Judge Strikes Down Administration Rules Restricting Employers’ Use of Visas
On December 1, Judge Jeffrey S. White granted the plaintiffs’ request to set aside two separate rules issued by the Trump Administration that would have drastically undermined the ability of employers to utilize both the H-1B and PERM visa programs. In Chamber of Commerce of the United States v. United States Department of Homeland Security, Judge White held that the Administration violated the Administrative Procedures Act (APA) when it enacted two rules: the Strengthening Wage Protections for the Temporary and Permanent Employment of Certain Aliens in the United States Rule (the “Wage Rule”) and the Strengthening of the H-1B Nonimmigrant Visa Classification Rule (the “H-1B Visa Classification Rule”). Both were issued as Interim Final Rules and without the usual Notice and Comment required by the APA.
The new rules threatened to upend the H-1B and PERM labor certification programs by changing statutory definitions, targeting staffing and consulting firms with onerous requirements, and hiking required wages by 35% to 200%. The Wage Rule has been in effect since October 8, 2020, and the H-1B Visa Classification Rule was to go into effect on December 7, 2020.
Judge White stated that he was “once again confront[ing] a challenge to the Administration’s assertion that the H-1B program adversely affects American Workers to such a degree it must take immediate action.” He was not persuaded by the Administration’s arguments that the COVID-19 pandemic created a situation that justified dispensing with “due deliberation” required by the APA, or that giving more notice would have hindered the Department of Labor’s ability to solve the problem it alleged. He found that the Administration could not rely on the pandemic to invoke exceptions to the APA for several reasons, including:
The new rules have been on the Administration’s Regulatory Agenda since 2017 – well before the COVID-19 national emergency; and
The unemployment rate in the sectors that typically use H-1B visas was only 4.8%, not the skyrocketing rates that have been seen in other sectors during the pandemic.

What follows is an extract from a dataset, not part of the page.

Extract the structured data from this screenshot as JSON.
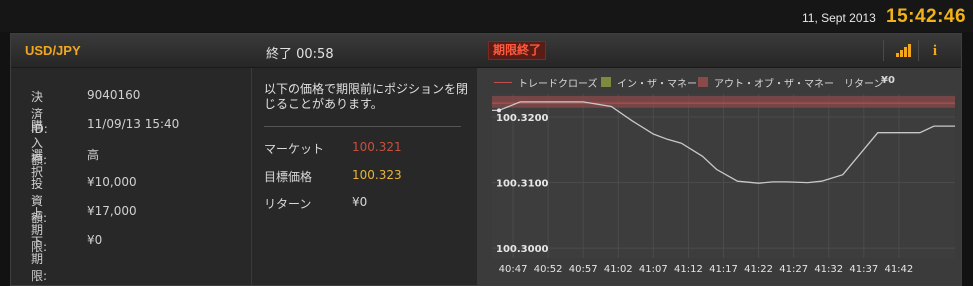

Judge White had previously enjoined the DHS’ implementation of a new rule that would have increased the USCIS filing fees for many business-related immigration petitions and naturalization and asylum fees, as well as the Presidential Proclamation that suspended the entry of certain individuals in H, L, and J status. These rules have one thing in common: they would disrupt the immigration process in one way or another.